Google's Search tool has seen a number of improvements to its algorithm aimed at fighting specific issues over the years, and the newest tweaks, aimed at finding and shooting down fake news, come alongside the announcement of two new features meant to help users give Google feedback on results, and to help with transparency in Search results. In order to combat the roughly 0.25% of search queries each day that are reported as turning up content that's offensive, false, or otherwise not useful, Google is making changes to the way they handle search result ranking, and is laying out new guidelines for their human content raters. They're also rolling out a tool to make reporting bad results and giving feedback easier, and they're publishing updated policies and service breakdowns so users can get a better sense of how their favorite Google services work.
The new guidelines for content raters are a cornerstone of the fight against offensive and factually wrong content climbing the Search rankings. While content raters still have minimal pull with each decision, their collective rating power will now be used to help weed out baseless conspiracy theories, blatantly and intentionally incorrect content, hoaxes, and offensive Search results that Google determines users weren't looking for.
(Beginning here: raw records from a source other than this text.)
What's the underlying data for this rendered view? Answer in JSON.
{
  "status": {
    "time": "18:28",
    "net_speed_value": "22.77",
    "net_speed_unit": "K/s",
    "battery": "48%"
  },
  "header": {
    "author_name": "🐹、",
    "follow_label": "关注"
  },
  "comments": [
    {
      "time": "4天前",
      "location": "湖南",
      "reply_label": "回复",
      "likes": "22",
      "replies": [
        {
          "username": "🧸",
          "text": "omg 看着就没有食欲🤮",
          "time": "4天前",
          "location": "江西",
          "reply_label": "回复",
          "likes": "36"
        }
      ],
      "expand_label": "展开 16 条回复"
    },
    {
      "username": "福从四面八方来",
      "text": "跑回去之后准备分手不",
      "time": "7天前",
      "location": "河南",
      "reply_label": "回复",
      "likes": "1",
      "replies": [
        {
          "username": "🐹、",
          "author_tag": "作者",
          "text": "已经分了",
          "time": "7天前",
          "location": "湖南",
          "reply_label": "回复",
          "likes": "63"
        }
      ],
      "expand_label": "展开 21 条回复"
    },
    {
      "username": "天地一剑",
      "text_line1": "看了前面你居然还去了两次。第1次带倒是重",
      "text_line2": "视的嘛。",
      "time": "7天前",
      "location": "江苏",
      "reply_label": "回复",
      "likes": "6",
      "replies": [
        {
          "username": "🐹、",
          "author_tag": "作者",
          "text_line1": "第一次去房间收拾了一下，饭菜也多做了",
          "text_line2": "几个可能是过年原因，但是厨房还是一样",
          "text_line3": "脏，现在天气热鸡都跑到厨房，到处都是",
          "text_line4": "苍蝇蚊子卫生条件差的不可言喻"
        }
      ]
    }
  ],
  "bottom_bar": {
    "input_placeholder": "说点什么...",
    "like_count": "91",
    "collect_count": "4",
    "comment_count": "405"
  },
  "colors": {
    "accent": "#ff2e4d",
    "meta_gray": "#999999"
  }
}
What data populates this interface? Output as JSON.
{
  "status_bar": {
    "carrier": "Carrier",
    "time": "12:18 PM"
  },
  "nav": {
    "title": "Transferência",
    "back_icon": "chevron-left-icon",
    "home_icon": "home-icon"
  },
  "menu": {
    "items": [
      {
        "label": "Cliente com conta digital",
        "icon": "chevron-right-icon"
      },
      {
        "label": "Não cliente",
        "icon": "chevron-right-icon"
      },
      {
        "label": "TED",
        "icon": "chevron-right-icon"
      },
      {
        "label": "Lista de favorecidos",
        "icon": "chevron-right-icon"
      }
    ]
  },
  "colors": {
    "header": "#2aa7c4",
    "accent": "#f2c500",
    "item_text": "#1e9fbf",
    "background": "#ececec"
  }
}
This will result in changes to Google's algorithms for Search in itself, but Google is also actively working to feed it more data on what kinds of results it should be demoting; previously, development of the algorithm has focused mainly on results that should be promoted, and let the content raters take care of demoting content.
On the user side, Google has introduced a new feedback tool, shown in the GIF images below, that allows users to provide feedback on both autocomplete results and Search results. Users can let Google know if a result is inappropriate for any reason, and in the case of Search results, if a result is inaccurate or irrelevant. Meanwhile, documentation found in the Help Center and the How Search Works website is being updated and expanded to help users gain a better understanding of the work that goes into Search, and exactly why they may have seen a result that either offended them or was irrelevant to what they were actually searching for.